* What is being asked: Which of the lines below contain the string "number"? Copy each one.

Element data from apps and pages
Start of Block

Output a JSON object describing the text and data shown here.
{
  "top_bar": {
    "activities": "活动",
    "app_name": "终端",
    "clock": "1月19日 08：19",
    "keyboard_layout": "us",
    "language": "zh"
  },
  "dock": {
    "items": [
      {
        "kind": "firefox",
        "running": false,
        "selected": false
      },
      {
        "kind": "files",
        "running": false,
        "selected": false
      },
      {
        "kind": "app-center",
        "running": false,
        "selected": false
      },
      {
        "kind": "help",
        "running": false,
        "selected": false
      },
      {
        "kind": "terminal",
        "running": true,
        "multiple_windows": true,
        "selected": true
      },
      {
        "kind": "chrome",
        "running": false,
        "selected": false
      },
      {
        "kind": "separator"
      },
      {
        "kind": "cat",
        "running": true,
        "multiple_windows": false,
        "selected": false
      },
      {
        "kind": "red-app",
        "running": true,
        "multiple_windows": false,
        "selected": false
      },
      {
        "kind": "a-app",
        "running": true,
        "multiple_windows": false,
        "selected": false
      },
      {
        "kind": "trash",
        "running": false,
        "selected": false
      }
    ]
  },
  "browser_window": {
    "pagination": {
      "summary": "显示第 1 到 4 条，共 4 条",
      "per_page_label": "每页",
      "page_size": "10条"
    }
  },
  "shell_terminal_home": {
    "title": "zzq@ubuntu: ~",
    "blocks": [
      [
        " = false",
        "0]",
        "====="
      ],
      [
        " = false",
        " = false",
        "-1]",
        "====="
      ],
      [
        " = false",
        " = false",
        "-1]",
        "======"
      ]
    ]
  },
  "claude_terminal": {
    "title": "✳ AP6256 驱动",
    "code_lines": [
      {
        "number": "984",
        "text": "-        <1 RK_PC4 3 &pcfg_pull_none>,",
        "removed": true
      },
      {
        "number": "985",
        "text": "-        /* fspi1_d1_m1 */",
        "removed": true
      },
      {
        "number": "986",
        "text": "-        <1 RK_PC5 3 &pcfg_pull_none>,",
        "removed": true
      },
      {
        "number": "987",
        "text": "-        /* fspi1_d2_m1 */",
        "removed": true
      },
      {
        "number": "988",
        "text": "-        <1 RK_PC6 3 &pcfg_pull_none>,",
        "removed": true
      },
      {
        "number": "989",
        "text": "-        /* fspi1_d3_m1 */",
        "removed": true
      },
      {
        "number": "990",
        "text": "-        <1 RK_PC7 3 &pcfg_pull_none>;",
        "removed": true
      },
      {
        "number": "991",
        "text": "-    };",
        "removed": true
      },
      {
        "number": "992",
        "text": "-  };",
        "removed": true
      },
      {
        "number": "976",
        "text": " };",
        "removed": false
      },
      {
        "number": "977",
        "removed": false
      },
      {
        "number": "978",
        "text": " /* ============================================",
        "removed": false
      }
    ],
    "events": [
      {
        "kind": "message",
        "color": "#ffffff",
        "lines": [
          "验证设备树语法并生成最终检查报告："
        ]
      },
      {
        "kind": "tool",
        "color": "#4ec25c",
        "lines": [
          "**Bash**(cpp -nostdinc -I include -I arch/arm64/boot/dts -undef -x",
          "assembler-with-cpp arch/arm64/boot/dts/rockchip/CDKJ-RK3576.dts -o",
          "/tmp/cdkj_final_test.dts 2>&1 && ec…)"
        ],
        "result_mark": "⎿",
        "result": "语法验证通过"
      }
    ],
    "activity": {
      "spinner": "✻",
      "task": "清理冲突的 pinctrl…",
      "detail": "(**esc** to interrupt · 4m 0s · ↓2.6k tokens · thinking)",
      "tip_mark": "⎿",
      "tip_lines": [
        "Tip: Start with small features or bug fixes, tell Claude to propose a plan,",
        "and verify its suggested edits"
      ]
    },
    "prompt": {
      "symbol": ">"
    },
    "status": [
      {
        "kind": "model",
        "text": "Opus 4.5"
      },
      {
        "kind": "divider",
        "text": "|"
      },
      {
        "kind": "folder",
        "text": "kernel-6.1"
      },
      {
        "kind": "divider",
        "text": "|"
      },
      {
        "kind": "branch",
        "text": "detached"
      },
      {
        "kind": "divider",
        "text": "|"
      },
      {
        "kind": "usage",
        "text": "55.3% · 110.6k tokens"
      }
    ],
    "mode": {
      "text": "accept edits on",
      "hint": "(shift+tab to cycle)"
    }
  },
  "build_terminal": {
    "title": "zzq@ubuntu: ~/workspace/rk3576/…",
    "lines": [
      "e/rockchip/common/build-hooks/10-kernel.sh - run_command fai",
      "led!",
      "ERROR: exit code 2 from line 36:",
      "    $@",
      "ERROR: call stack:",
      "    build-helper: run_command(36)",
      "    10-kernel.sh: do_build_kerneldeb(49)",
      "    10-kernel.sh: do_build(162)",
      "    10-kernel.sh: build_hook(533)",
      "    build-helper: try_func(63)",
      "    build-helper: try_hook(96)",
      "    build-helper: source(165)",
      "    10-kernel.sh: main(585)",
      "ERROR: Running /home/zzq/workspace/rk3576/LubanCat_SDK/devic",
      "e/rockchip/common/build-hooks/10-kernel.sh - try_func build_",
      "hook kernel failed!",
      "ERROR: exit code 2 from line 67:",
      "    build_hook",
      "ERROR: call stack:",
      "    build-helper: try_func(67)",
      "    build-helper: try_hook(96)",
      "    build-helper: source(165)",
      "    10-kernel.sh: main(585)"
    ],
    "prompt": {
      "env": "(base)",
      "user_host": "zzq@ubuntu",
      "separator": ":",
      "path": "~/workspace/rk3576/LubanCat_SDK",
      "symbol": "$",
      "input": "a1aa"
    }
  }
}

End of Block

* Task result:
        "number": "984",
        "number": "985",
        "number": "986",
        "number": "987",
        "number": "988",
        "number": "989",
        "number": "990",
        "number": "991",
        "number": "992",
        "number": "976",
        "number": "977",
        "number": "978",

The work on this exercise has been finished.